On Douglas and Ressler’s advice, the Atlanta police now seek one killer who is thought to be responsible for 11 of the 20 killings. Three other murders may have been committed by a copycat killer, Douglas says, while the rest were probably individual crimes. “People are linking unrelated murders to this one serial killer,” says Douglas. “We have strong suspects in some of these other cases. There may be as many as five killers in all.”

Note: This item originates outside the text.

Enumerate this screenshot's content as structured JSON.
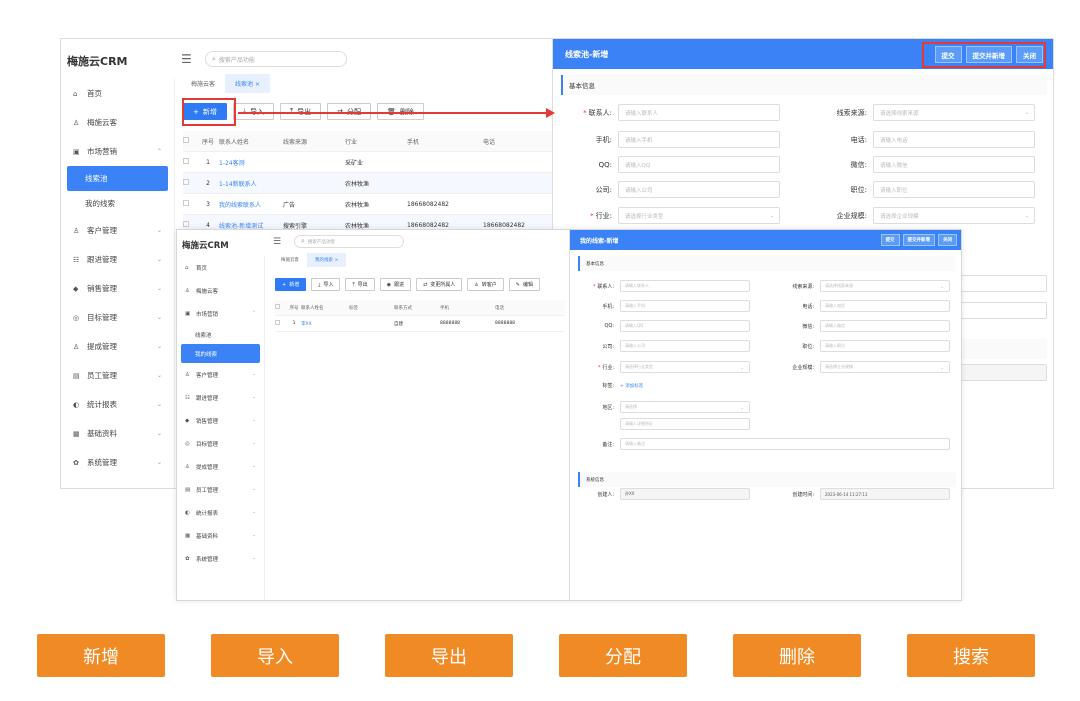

The principal Atlanta killer, Douglas says, is black “because in the black neighborhoods where the victims lived a white person would be spotted in a second.” He is a quiet, methodical man, under 35, who drives an official-looking automobile but not a police car (serial murderers sometimes flash fake police badges or have served as security guards) and was the product of a broken home. “None of the murderers we interviewed had a decent family background,” observes Ressler. A fascination with childhood, not sex, seems to preoccupy the Atlanta killer. Because he has had no verifiable contact with police, as most mass murderers do, Douglas suspects the killer is inarticulate and has a high school education at best. The agents theorize the killer may begin striking more frequently and recklessly if not apprehended. On the other hand, the killing could halt suddenly. “Murdering a child is the equivalent of suicide,” Douglas maintains. “These people don’t feel good about what they do. They’re depressed. Some commit suicide.”

Both the Brooklyn-born Douglas, 35, and Ressler, 44, a Chicago native, are 11-year FBI veterans. The premise underlying their profiling is that criminal behavior is surprisingly consistent. “An abnormal person like a killer becomes ritualized,” explains Ressler. Given enough information, the agents claim they can pick out an offender’s age, sex, race, marital status, family background, emotional state, education, body type, even how far he lives from the scene of the crime—with 80 to 90 percent accuracy.

To construct their profiles, the agents draw on a blend of statistics, psychology and personal experience. Soon they will computerize their findings so police departments nationwide can punch in details of a crime and within minutes be provided with a profile of the perpetrator.

The agents’ key conclusion is that murderers who act with no apparent motive can be divided into two groups. There are, first, the plotters (“These guys are con men; no one can see the monster underneath”) and, second, uncontrolled killers who strike out in a frenzy and are less careful about being caught. The Atlanta murderer, they believe, is a plotter.

Though Douglas and Ressler have learned to interpret clues such as a killer’s choice of weapon and the way he abuses his victim (severe blows to the face indicate familiarity), they emphasize that the primary value of profiling is that it helps investigators narrow the field of suspects and avoid time-consuming blind alleys. But even with their computerized data bank, they point out, the day of push-button crime solving has not yet arrived.